An international team of physicists has monitored the scattering behaviour of electrons in a non-conducting material in real-time. Their insights could be beneficial for radiotherapy.

We can refer to electrons in non-conducting materials as ‘sluggish’. Typically, they remain fixed in a location, deep inside an atomic composite. It is hence...

Im Focus: Wafer-thin Magnetic Materials Developed for Future Quantum Technologies

Two-dimensional magnetic structures are regarded as a promising material for new types of data storage, since the magnetic properties of individual molecular building blocks can be investigated and modified. For the first time, researchers have now produced a wafer-thin ferrimagnet, in which molecules with different magnetic centers arrange themselves on a gold surface to form a checkerboard pattern. Scientists at the Swiss Nanoscience Institute at the University of Basel and the Paul Scherrer Institute published their findings in the journal Nature Communications.

Ferrimagnets are composed of two centers which are magnetized at different strengths and point in opposing directions. Two-dimensional, quasi-flat ferrimagnets...

Im Focus: World's thinnest hologram paves path to new 3-D world

Nano-hologram paves way for integration of 3-D holography into everyday electronics

An Australian-Chinese research team has created the world's thinnest hologram, paving the way towards the integration of 3D holography into everyday...

Im Focus: Using graphene to create quantum bits

In the race to produce a quantum computer, a number of projects are seeking a way to create quantum bits -- or qubits -- that are stable, meaning they are not much affected by changes in their environment. This normally needs highly nonlinear non-dissipative elements capable of functioning at very low temperatures.

In pursuit of this goal, researchers at EPFL's Laboratory of Photonics and Quantum Measurements LPQM (STI/SB), have investigated a nonlinear graphene-based...

All Focus news of the innovation-report >>>

Anzeige

Anzeige

Event News

Marine Conservation: IASS Contributes to UN Ocean Conference in New York on 5-9 June

24.05.2017 | Event News

AWK Aachen Machine Tool Colloquium 2017: Internet of Production for Agile Enterprises

23.05.2017 | Event News

Dortmund MST Conference presents Individualized Healthcare Solutions with micro and nanotechnology

22.05.2017 | Event News

 
Latest News

Physicists discover mechanism behind granular capillary effect

24.05.2017 | Physics and Astronomy

Measured for the first time: Direction of light waves changed by quantum effect

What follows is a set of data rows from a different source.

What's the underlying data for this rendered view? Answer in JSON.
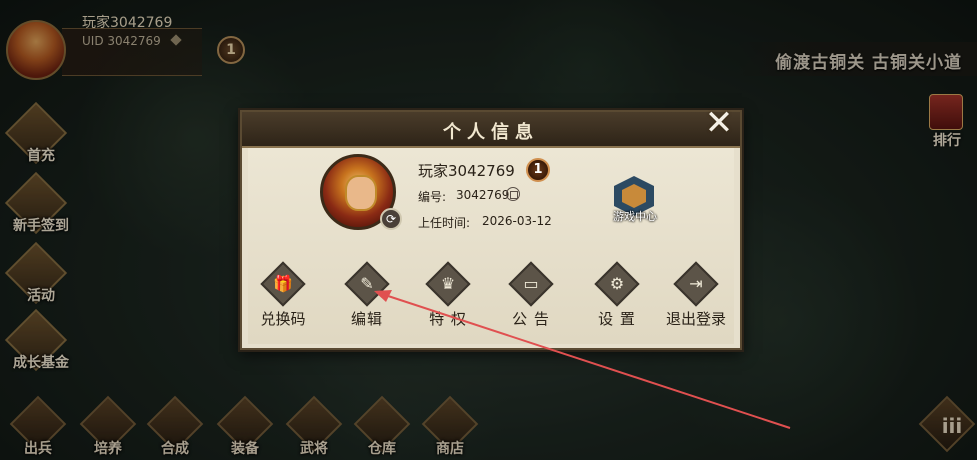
{
  "player": {
    "name": "玩家3042769",
    "uid": "UID 3042769",
    "level": "1"
  },
  "location": "偷渡古铜关  古铜关小道",
  "left_menu": [
    {
      "label": "首充",
      "icon": "gift-box-icon"
    },
    {
      "label": "新手签到",
      "icon": "calendar-icon"
    },
    {
      "label": "活动",
      "icon": "event-icon"
    },
    {
      "label": "成长基金",
      "icon": "treasure-icon"
    }
  ],
  "right_menu": {
    "rank_label": "排行",
    "rank_icon": "scroll-icon"
  },
  "bottom_nav": [
    {
      "label": "出兵",
      "icon": "troops-icon"
    },
    {
      "label": "培养",
      "icon": "cultivate-icon"
    },
    {
      "label": "合成",
      "icon": "synthesis-icon"
    },
    {
      "label": "装备",
      "icon": "equipment-icon"
    },
    {
      "label": "武将",
      "icon": "general-icon"
    },
    {
      "label": "仓库",
      "icon": "warehouse-icon"
    },
    {
      "label": "商店",
      "icon": "shop-icon"
    }
  ],
  "more_button": {
    "glyph": "iii"
  },
  "dialog": {
    "title": "个人信息",
    "close_glyph": "✕",
    "name": "玩家3042769",
    "level": "1",
    "id_label": "编号:",
    "id_value": "3042769",
    "time_label": "上任时间:",
    "time_value": "2026-03-12",
    "game_center_label": "游戏中心",
    "actions": [
      {
        "label": "兑换码",
        "icon": "gift-icon",
        "glyph": "🎁"
      },
      {
        "label": "编辑",
        "icon": "pen-icon",
        "glyph": "✎"
      },
      {
        "label": "特 权",
        "icon": "crown-icon",
        "glyph": "♛"
      },
      {
        "label": "公 告",
        "icon": "notice-icon",
        "glyph": "▭"
      },
      {
        "label": "设 置",
        "icon": "gear-icon",
        "glyph": "⚙"
      },
      {
        "label": "退出登录",
        "icon": "logout-icon",
        "glyph": "⇥"
      }
    ]
  },
  "colors": {
    "annotation_arrow": "#e05050",
    "dialog_bg": "#e6dfcc",
    "header_bg": "#3a2e20"
  }
}
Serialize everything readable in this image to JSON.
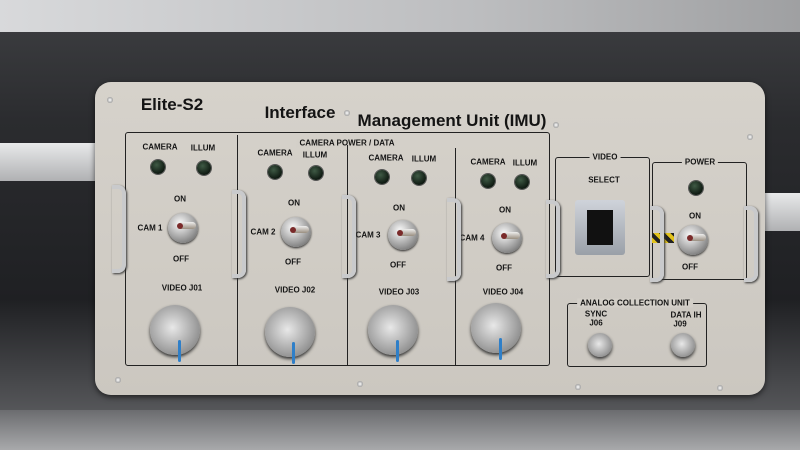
{
  "panel": {
    "model": "Elite-S2",
    "title": "Interface",
    "title2": "Management Unit (IMU)",
    "group_label": "CAMERA POWER / DATA"
  },
  "cameras": [
    {
      "camera_label": "CAMERA",
      "illum_label": "ILLUM",
      "on_label": "ON",
      "off_label": "OFF",
      "switch_label": "CAM 1",
      "video_label": "VIDEO J01"
    },
    {
      "camera_label": "CAMERA",
      "illum_label": "ILLUM",
      "on_label": "ON",
      "off_label": "OFF",
      "switch_label": "CAM 2",
      "video_label": "VIDEO J02"
    },
    {
      "camera_label": "CAMERA",
      "illum_label": "ILLUM",
      "on_label": "ON",
      "off_label": "OFF",
      "switch_label": "CAM 3",
      "video_label": "VIDEO J03"
    },
    {
      "camera_label": "CAMERA",
      "illum_label": "ILLUM",
      "on_label": "ON",
      "off_label": "OFF",
      "switch_label": "CAM 4",
      "video_label": "VIDEO J04"
    }
  ],
  "video": {
    "label": "VIDEO",
    "select_label": "SELECT"
  },
  "power": {
    "label": "POWER",
    "on_label": "ON",
    "off_label": "OFF"
  },
  "analog": {
    "label": "ANALOG COLLECTION UNIT",
    "sync_label": "SYNC",
    "sync_port": "J06",
    "data_label": "DATA IH",
    "data_port": "J09"
  },
  "colors": {
    "panel": "#d3cfc8",
    "led_off": "#1c2e20",
    "cable": "#2f7fc8"
  }
}
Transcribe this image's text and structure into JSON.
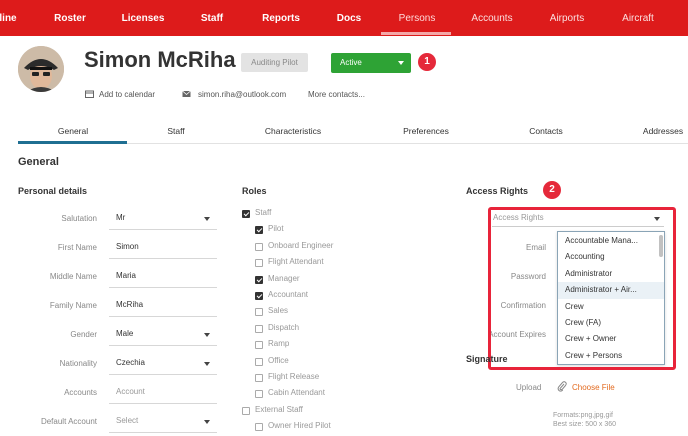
{
  "nav": {
    "items": [
      {
        "label": "line"
      },
      {
        "label": "Roster"
      },
      {
        "label": "Licenses"
      },
      {
        "label": "Staff"
      },
      {
        "label": "Reports"
      },
      {
        "label": "Docs"
      },
      {
        "label": "Persons"
      },
      {
        "label": "Accounts"
      },
      {
        "label": "Airports"
      },
      {
        "label": "Aircraft"
      }
    ],
    "active": "Persons",
    "accent_color": "#dd1b1b"
  },
  "profile": {
    "name": "Simon McRiha",
    "role_badge": "Auditing Pilot",
    "status": "Active",
    "status_color": "#2ea335",
    "add_to_calendar": "Add to calendar",
    "email": "simon.riha@outlook.com",
    "more_contacts": "More contacts..."
  },
  "markers": {
    "first": "1",
    "second": "2",
    "color": "#e5293a"
  },
  "tabs": [
    {
      "label": "General"
    },
    {
      "label": "Staff"
    },
    {
      "label": "Characteristics"
    },
    {
      "label": "Preferences"
    },
    {
      "label": "Contacts"
    },
    {
      "label": "Addresses"
    }
  ],
  "section": {
    "title": "General"
  },
  "personal": {
    "title": "Personal details",
    "fields": [
      {
        "label": "Salutation",
        "value": "Mr"
      },
      {
        "label": "First Name",
        "value": "Simon"
      },
      {
        "label": "Middle Name",
        "value": "Maria"
      },
      {
        "label": "Family Name",
        "value": "McRiha"
      },
      {
        "label": "Gender",
        "value": "Male"
      },
      {
        "label": "Nationality",
        "value": "Czechia"
      },
      {
        "label": "Accounts",
        "value": "Account"
      },
      {
        "label": "Default Account",
        "value": "Select"
      }
    ]
  },
  "roles": {
    "title": "Roles",
    "items": [
      {
        "label": "Staff",
        "checked": true
      },
      {
        "label": "Pilot",
        "checked": true
      },
      {
        "label": "Onboard Engineer",
        "checked": false
      },
      {
        "label": "Flight Attendant",
        "checked": false
      },
      {
        "label": "Manager",
        "checked": true
      },
      {
        "label": "Accountant",
        "checked": true
      },
      {
        "label": "Sales",
        "checked": false
      },
      {
        "label": "Dispatch",
        "checked": false
      },
      {
        "label": "Ramp",
        "checked": false
      },
      {
        "label": "Office",
        "checked": false
      },
      {
        "label": "Flight Release",
        "checked": false
      },
      {
        "label": "Cabin Attendant",
        "checked": false
      },
      {
        "label": "External Staff",
        "checked": false
      },
      {
        "label": "Owner Hired Pilot",
        "checked": false
      }
    ]
  },
  "access": {
    "title": "Access Rights",
    "select_placeholder": "Access Rights",
    "labels": {
      "email": "Email",
      "password": "Password",
      "confirmation": "Confirmation",
      "account_expires": "Account Expires"
    },
    "options": [
      "Accountable Mana...",
      "Accounting",
      "Administrator",
      "Administrator + Air...",
      "Crew",
      "Crew (FA)",
      "Crew + Owner",
      "Crew + Persons"
    ],
    "highlighted_option": "Administrator + Air..."
  },
  "signature": {
    "title": "Signature",
    "upload_label": "Upload",
    "choose_file": "Choose File",
    "formats": "Formats:png,jpg,gif",
    "best_size": "Best size: 500 x 360"
  }
}
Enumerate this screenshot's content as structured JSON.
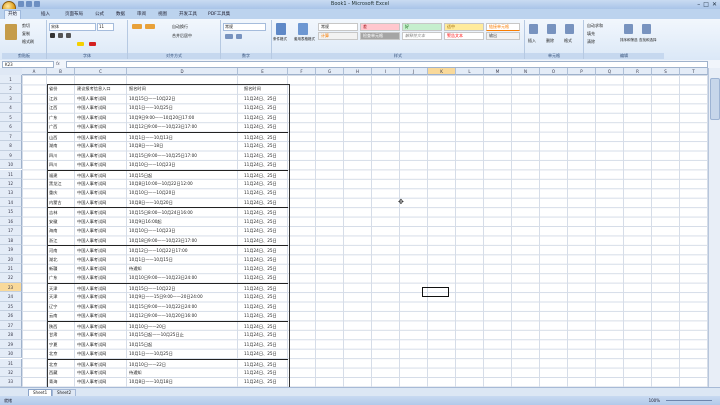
{
  "window": {
    "title": "Book1 - Microsoft Excel"
  },
  "ribbon_tabs": [
    "开始",
    "插入",
    "页面布局",
    "公式",
    "数据",
    "审阅",
    "视图",
    "开发工具",
    "PDF工具集"
  ],
  "ribbon": {
    "clipboard": {
      "label": "剪贴板",
      "cut": "剪切",
      "copy": "复制",
      "format_painter": "格式刷"
    },
    "font": {
      "label": "字体",
      "name": "宋体",
      "size": "11"
    },
    "alignment": {
      "label": "对齐方式",
      "wrap": "自动换行",
      "merge": "合并后居中"
    },
    "number": {
      "label": "数字",
      "format": "常规"
    },
    "styles": {
      "label": "样式",
      "conditional": "条件格式",
      "as_table": "套用表格格式",
      "cells": [
        "常规",
        "差",
        "好",
        "适中",
        "计算",
        "检查单元格",
        "解释性文本",
        "警告文本",
        "链接单元格",
        "输出"
      ]
    },
    "cells": {
      "label": "单元格",
      "insert": "插入",
      "delete": "删除",
      "format": "格式"
    },
    "editing": {
      "label": "编辑",
      "autosum": "自动求和",
      "fill": "填充",
      "clear": "清除",
      "sort": "排序和筛选",
      "find": "查找和选择"
    }
  },
  "namebox": "K23",
  "fx": "fx",
  "columns": [
    "A",
    "B",
    "C",
    "D",
    "E",
    "F",
    "G",
    "H",
    "I",
    "J",
    "K",
    "L",
    "M",
    "N",
    "O",
    "P",
    "Q",
    "R",
    "S",
    "T",
    "U",
    "V",
    "W"
  ],
  "selected_column": "K",
  "rows": [
    "1",
    "2",
    "3",
    "4",
    "5",
    "6",
    "7",
    "8",
    "9",
    "10",
    "11",
    "12",
    "13",
    "14",
    "15",
    "16",
    "17",
    "18",
    "19",
    "20",
    "21",
    "22",
    "23",
    "24",
    "25",
    "26",
    "27",
    "28",
    "29",
    "30",
    "31",
    "32",
    "33"
  ],
  "selected_row": "23",
  "table_header": [
    "省份",
    "建议报考信息入口",
    "报名时间",
    "报名时间"
  ],
  "table_rows": [
    [
      "江苏",
      "中国人事考试网",
      "10月15日——10月22日",
      "11月24日、25日"
    ],
    [
      "江西",
      "中国人事考试网",
      "10月1日——10月25日",
      "11月24日、25日"
    ],
    [
      "广东",
      "中国人事考试网",
      "10月9日9:00——10月20日17:00",
      "11月24日、25日"
    ],
    [
      "广西",
      "中国人事考试网",
      "10月12日9:00——10月23日17:00",
      "11月24日、25日"
    ],
    [
      "山西",
      "中国人事考试网",
      "10月1日——10月13日",
      "11月24日、25日"
    ],
    [
      "湖南",
      "中国人事考试网",
      "10月8日——18日",
      "11月24日、25日"
    ],
    [
      "四川",
      "中国人事考试网",
      "10月15日9:00——10月25日17:00",
      "11月24日、25日"
    ],
    [
      "四川",
      "中国人事考试网",
      "10月10日——10月23日",
      "11月24日、25日"
    ],
    [
      "福建",
      "中国人事考试网",
      "10月15日起",
      "11月24日、25日"
    ],
    [
      "黑龙江",
      "中国人事考试网",
      "10月8日10:00—10月22日12:00",
      "11月24日、25日"
    ],
    [
      "重庆",
      "中国人事考试网",
      "10月10日——10月20日",
      "11月24日、25日"
    ],
    [
      "内蒙古",
      "中国人事考试网",
      "10月8日——10月20日",
      "11月24日、25日"
    ],
    [
      "吉林",
      "中国人事考试网",
      "10月15日8:00—10月24日16:00",
      "11月24日、25日"
    ],
    [
      "安徽",
      "中国人事考试网",
      "10月9日16:00起",
      "11月24日、25日"
    ],
    [
      "海南",
      "中国人事考试网",
      "10月10日——10月23日",
      "11月24日、25日"
    ],
    [
      "浙江",
      "中国人事考试网",
      "10月18日9:00——10月23日17:00",
      "11月24日、25日"
    ],
    [
      "河南",
      "中国人事考试网",
      "10月12日——10月22日17:00",
      "11月24日、25日"
    ],
    [
      "湖北",
      "中国人事考试网",
      "10月1日——10月15日",
      "11月24日、25日"
    ],
    [
      "新疆",
      "中国人事考试网",
      "待通知",
      "11月24日、25日"
    ],
    [
      "广东",
      "中国人事考试网",
      "10月10日9:00——10月23日24:00",
      "11月24日、25日"
    ],
    [
      "天津",
      "中国人事考试网",
      "10月15日——10月22日",
      "11月24日、25日"
    ],
    [
      "天津",
      "中国人事考试网",
      "10月9日——15日9:00——20日24:00",
      "11月24日、25日"
    ],
    [
      "辽宁",
      "中国人事考试网",
      "10月15日9:00——10月22日24:00",
      "11月24日、25日"
    ],
    [
      "云南",
      "中国人事考试网",
      "10月12日9:00——10月20日16:00",
      "11月24日、25日"
    ],
    [
      "陕西",
      "中国人事考试网",
      "10月10日——20日",
      "11月24日、25日"
    ],
    [
      "甘肃",
      "中国人事考试网",
      "10月15日起——10月25日止",
      "11月24日、25日"
    ],
    [
      "宁夏",
      "中国人事考试网",
      "10月15日起",
      "11月24日、25日"
    ],
    [
      "北京",
      "中国人事考试网",
      "10月1日——10月25日",
      "11月24日、25日"
    ],
    [
      "北京",
      "中国人事考试网",
      "10月10日——22日",
      "11月24日、25日"
    ],
    [
      "西藏",
      "中国人事考试网",
      "待通知",
      "11月24日、25日"
    ],
    [
      "青海",
      "中国人事考试网",
      "10月8日——10月18日",
      "11月24日、25日"
    ]
  ],
  "sheet_tabs": [
    "Sheet1",
    "Sheet2"
  ],
  "status": {
    "ready": "就绪",
    "zoom": "100%"
  }
}
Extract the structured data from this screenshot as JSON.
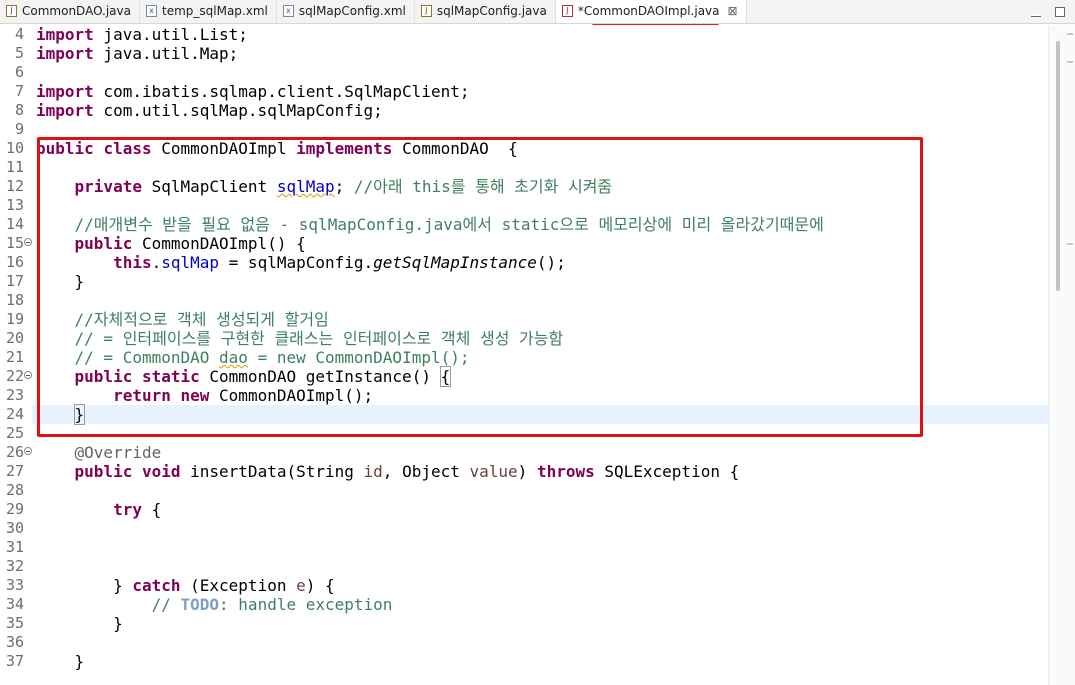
{
  "tabs": [
    {
      "label": "CommonDAO.java",
      "icon": "java-file-icon",
      "active": false
    },
    {
      "label": "temp_sqlMap.xml",
      "icon": "xml-file-icon",
      "active": false
    },
    {
      "label": "sqlMapConfig.xml",
      "icon": "xml-file-icon",
      "active": false
    },
    {
      "label": "sqlMapConfig.java",
      "icon": "java-file-icon",
      "active": false
    },
    {
      "label": "*CommonDAOImpl.java",
      "icon": "java-error-file-icon",
      "active": true,
      "close": "⊠"
    }
  ],
  "highlight_color": "#e01010",
  "editor": {
    "line_numbers": [
      "4",
      "5",
      "6",
      "7",
      "8",
      "9",
      "10",
      "11",
      "12",
      "13",
      "14",
      "15",
      "16",
      "17",
      "18",
      "19",
      "20",
      "21",
      "22",
      "23",
      "24",
      "25",
      "26",
      "27",
      "28",
      "29",
      "30",
      "31",
      "32",
      "33",
      "34",
      "35",
      "36",
      "37"
    ],
    "current_line": "24",
    "folded_lines": [
      "15",
      "22",
      "26"
    ],
    "tokens": {
      "l4_a": "import",
      "l4_b": " java.util.List;",
      "l5_a": "import",
      "l5_b": " java.util.Map;",
      "l7_a": "import",
      "l7_b": " com.ibatis.sqlmap.client.SqlMapClient;",
      "l8_a": "import",
      "l8_b": " com.util.sqlMap.sqlMapConfig;",
      "l10_a": "public",
      "l10_b": " ",
      "l10_c": "class",
      "l10_d": " CommonDAOImpl ",
      "l10_e": "implements",
      "l10_f": " CommonDAO  {",
      "l12_ind": "    ",
      "l12_a": "private",
      "l12_b": " SqlMapClient ",
      "l12_c": "sqlMap",
      "l12_d": "; ",
      "l12_e": "//아래 this를 통해 초기화 시켜줌",
      "l14_ind": "    ",
      "l14_a": "//매개변수 받을 필요 없음 - sqlMapConfig.java에서 static으로 메모리상에 미리 올라갔기때문에",
      "l15_ind": "    ",
      "l15_a": "public",
      "l15_b": " CommonDAOImpl() {",
      "l16_ind": "        ",
      "l16_a": "this",
      "l16_b": ".",
      "l16_c": "sqlMap",
      "l16_d": " = sqlMapConfig.",
      "l16_e": "getSqlMapInstance",
      "l16_f": "();",
      "l17_ind": "    ",
      "l17_a": "}",
      "l19_ind": "    ",
      "l19_a": "//자체적으로 객체 생성되게 할거임",
      "l20_ind": "    ",
      "l20_a": "// = 인터페이스를 구현한 클래스는 인터페이스로 객체 생성 가능함",
      "l21_ind": "    ",
      "l21_a": "// = CommonDAO ",
      "l21_b": "dao",
      "l21_c": " = new CommonDAOImpl();",
      "l22_ind": "    ",
      "l22_a": "public",
      "l22_b": " ",
      "l22_c": "static",
      "l22_d": " CommonDAO getInstance() ",
      "l22_e": "{",
      "l23_ind": "        ",
      "l23_a": "return",
      "l23_b": " ",
      "l23_c": "new",
      "l23_d": " CommonDAOImpl();",
      "l24_ind": "    ",
      "l24_a": "}",
      "l26_ind": "    ",
      "l26_a": "@Override",
      "l27_ind": "    ",
      "l27_a": "public",
      "l27_b": " ",
      "l27_c": "void",
      "l27_d": " insertData(String ",
      "l27_e": "id",
      "l27_f": ", Object ",
      "l27_g": "value",
      "l27_h": ") ",
      "l27_i": "throws",
      "l27_j": " SQLException {",
      "l29_ind": "        ",
      "l29_a": "try",
      "l29_b": " {",
      "l33_ind": "        ",
      "l33_a": "} ",
      "l33_b": "catch",
      "l33_c": " (Exception ",
      "l33_d": "e",
      "l33_e": ") {",
      "l34_ind": "            ",
      "l34_a": "// ",
      "l34_b": "TODO",
      "l34_c": ": handle exception",
      "l35_ind": "        ",
      "l35_a": "}",
      "l37_ind": "    ",
      "l37_a": "}"
    }
  }
}
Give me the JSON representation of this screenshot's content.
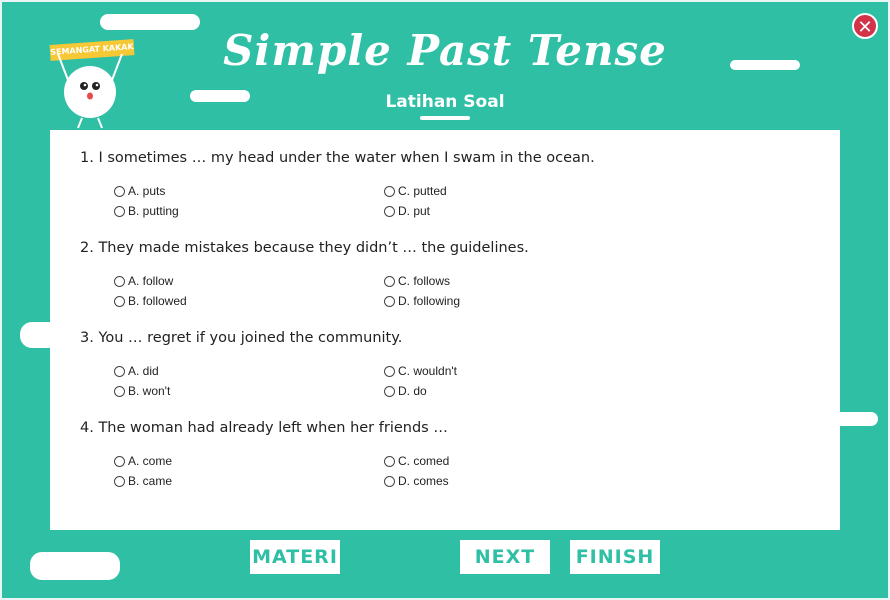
{
  "header": {
    "title": "Simple Past Tense",
    "subtitle": "Latihan Soal",
    "mascot_sign": "SEMANGAT KAKAK",
    "close_icon": "close-icon",
    "close_glyph": "✕"
  },
  "questions": [
    {
      "text": "1. I sometimes … my head under the water when I swam in the ocean.",
      "options": [
        "A. puts",
        "B. putting",
        "C. putted",
        "D. put"
      ]
    },
    {
      "text": "2. They made mistakes because they didn’t … the guidelines.",
      "options": [
        "A. follow",
        "B. followed",
        "C. follows",
        "D. following"
      ]
    },
    {
      "text": "3. You … regret if you joined the community.",
      "options": [
        "A. did",
        "B. won't",
        "C. wouldn't",
        "D. do"
      ]
    },
    {
      "text": "4. The woman had already left when her friends …",
      "options": [
        "A. come",
        "B. came",
        "C. comed",
        "D. comes"
      ]
    }
  ],
  "footer": {
    "materi_label": "MATERI",
    "next_label": "NEXT",
    "finish_label": "FINISH"
  },
  "colors": {
    "background": "#2ebfa5",
    "close": "#d23349",
    "sign": "#f7c835"
  }
}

24.05.2017 | Physics and Astronomy

Marine Conservation: IASS Contributes to UN Ocean Conference in New York on 5-9 June

24.05.2017 | Event News

VideoLinks
B2B-VideoLinks
More VideoLinks >>>